Material for the task >>
----
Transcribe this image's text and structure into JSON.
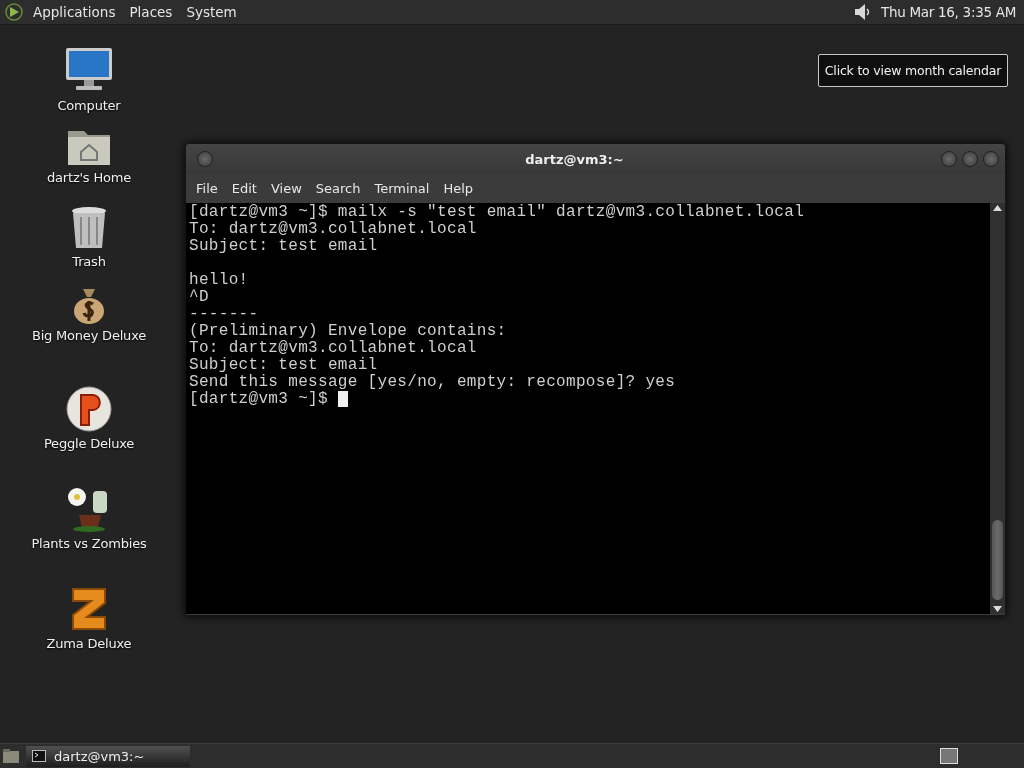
{
  "top_panel": {
    "menus": [
      "Applications",
      "Places",
      "System"
    ],
    "clock": "Thu Mar 16,  3:35 AM"
  },
  "tooltip": "Click to view month calendar",
  "desktop_icons": [
    {
      "label": "Computer",
      "kind": "computer"
    },
    {
      "label": "dartz's Home",
      "kind": "folder"
    },
    {
      "label": "Trash",
      "kind": "trash"
    },
    {
      "label": "Big Money Deluxe",
      "kind": "moneybag"
    },
    {
      "label": "Peggle Deluxe",
      "kind": "peggle"
    },
    {
      "label": "Plants vs Zombies",
      "kind": "plant"
    },
    {
      "label": "Zuma Deluxe",
      "kind": "zuma"
    }
  ],
  "terminal": {
    "title": "dartz@vm3:~",
    "menus": [
      "File",
      "Edit",
      "View",
      "Search",
      "Terminal",
      "Help"
    ],
    "lines": [
      {
        "kind": "text",
        "text": "[dartz@vm3 ~]$ mailx -s \"test email\" dartz@vm3.collabnet.local"
      },
      {
        "kind": "text",
        "text": "To: dartz@vm3.collabnet.local"
      },
      {
        "kind": "text",
        "text": "Subject: test email"
      },
      {
        "kind": "blank"
      },
      {
        "kind": "text",
        "text": "hello!"
      },
      {
        "kind": "text",
        "text": "^D"
      },
      {
        "kind": "text",
        "text": "-------"
      },
      {
        "kind": "text",
        "text": "(Preliminary) Envelope contains:"
      },
      {
        "kind": "text",
        "text": "To: dartz@vm3.collabnet.local"
      },
      {
        "kind": "text",
        "text": "Subject: test email"
      },
      {
        "kind": "text",
        "text": "Send this message [yes/no, empty: recompose]? yes"
      },
      {
        "kind": "text",
        "text": "[dartz@vm3 ~]$ "
      }
    ],
    "cursor": true
  },
  "taskbar": {
    "tasks": [
      {
        "label": "dartz@vm3:~",
        "selected": true
      }
    ]
  }
}
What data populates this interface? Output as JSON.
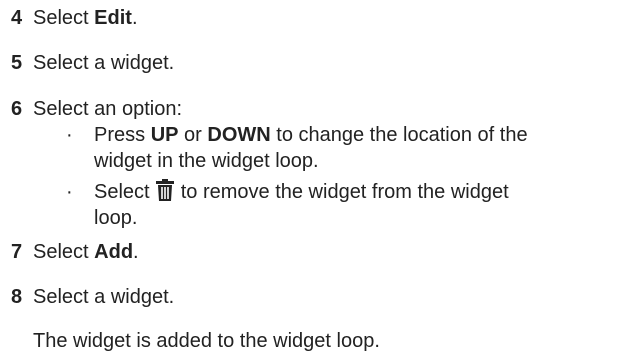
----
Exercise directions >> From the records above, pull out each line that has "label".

Solution for this task >>
      "label": "Computer",
      "label": "dartz's Home",
      "label": "Trash",
      "label": "Big Money Deluxe",
      "label": "Peggle Deluxe",
      "label": "Plants vs Zombies",
      "label": "Zuma Deluxe",
        "label": "dartz@vm3:~",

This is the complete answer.